Like it was 1994 and I was watching a slow-moving, white Bronco on a California highway, it was mesmerizing, and in all likelihood not going to end well. I’m referring to the snow that fell on Portland, Oregon last week. A couple inches was expected; we got a foot.
Now Portland knows craft beer, bike lanes, puffy down jackets, marijuana, bearded hipsters, food carts and rain. Lots of rain. But not snow – the city doesn’t have the equipment to clear it effectively and most residents don’t own snow shovels. For good reason – there’s usually no need for such things. Icy roads do develop here at times but rock salt, apparently the devil’s de-icer, is replaced with an environmentally friendly alternative which doesn’t harm the fish in the nearby river. It is as effective on the roads as an umbrella in a hurricane as witnessed during last month’s ice storm. Due to multiple factors, there were accidents, injuries and hundreds (maybe thousands?) of cars stuck on the roads for hours, idling and polluting the environment. Ironically.
If you’ve read my blog beyond my Kwajalein posts, you know that I’m a hardy winter girl — I lived in Maine for over a decade. I grew up in Pennsylvania. I’ve worked two seasons in Antarctica. I’m used to snow and not afraid to go out in it. I learned there’s a time to just stay home though – fewer cars on the road makes for easier snow plowing and less likelihood of being one more accident the police have to attend to. Having learned how Portland handles snow, I would never have gone out if I’d had known we were getting a foot, particularly for something so unnecessary as a swing dance lesson. There was a certain amount of security I felt for taking public transportation though, because they’ll be prepared, right?
By the end of class, the snow was coming down hard with about 4 inches already on the ground. Hopping on the bus I sit down and listen to the teenager next to me argue with multiple people on the phone about his family issues. Through the steamy windshield in front, I see another bus nearly sideways in the road with cones around it as we creep along in traffic, now taking an alternative route. Suddenly our own bus slides sideways and hits in to something. And we’re stuck.

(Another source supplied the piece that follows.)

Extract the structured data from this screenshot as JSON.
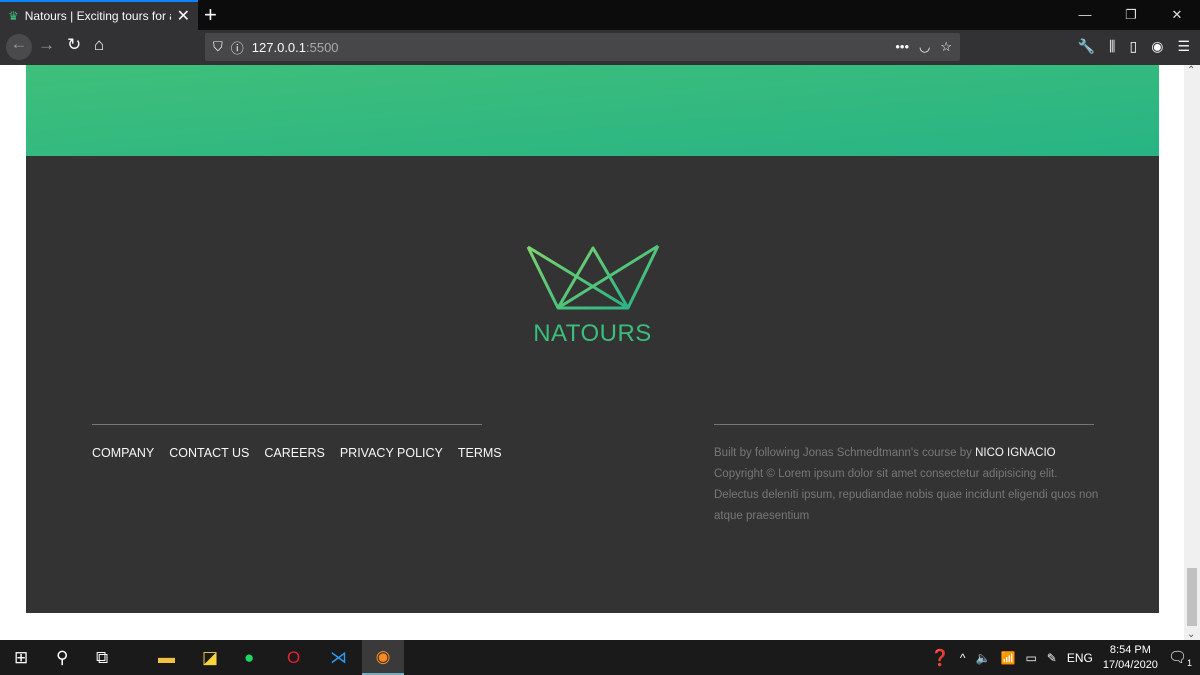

“Let’s push us out. Who’s in?” calls out some crazy fool from the front. Out of mere amusement that this could actually be done and fear that I may have to walk the few miles to get home, I join in with the others and pile off the bus. Off we go, a crew of unidentifiable city dwellers under our knit caps, heavy coats and commuter bags pushing on the back of a full-sized city bus. The side of it was against a metal signpost, nearly 8 feet from its back end and the tires were without chains. So we pushed. We worked with the driver. We kept each other safe. And darn it if we didn’t get that bus unstuck. With some cheering and high-fiving we pile back inside.
Then about ten minutes later we get stuck again. This time on a gentle uphill in thick snow at the Rose Quarter, a major transit center where other trains and buses meet. So off we go again, riding on the high of our last success, to try to push it out. But I could see this wasn’t going to work – it was a long upgrade and we would have had to push the bus uphill for about 50 yards in thicker snow. This bus needs to get it’s chains on! We give up and many disperse trying to pick up another ride. Unfortunately the other easy alternative for me was a train that was no longer running. With a slowly draining battery on my phone – my GPS and means of navigation in a city that I don’t know well yet — I make the decision to walk home.
Ok, it wasn’t bad. A mile and a half walk in a snowstorm, mostly down the middle of streets for the clearest path. There were challenges, such as my schizophrenic GPS screen responding to its own plan and not to the touch of my wet finger, the street signs being covered with sticky snow making them unreadable, and the fear that I’d be walking through a camp of a homeless person looking for a middle-aged woman to spoon with for the night. But I made it home safely, with only a slight chill from my wet jeans and a very full bladder eager to be emptied.
Thank goodness I’m a hardy winter gal. And thank goodness I came to Oregon to get away from a harsh New England winter.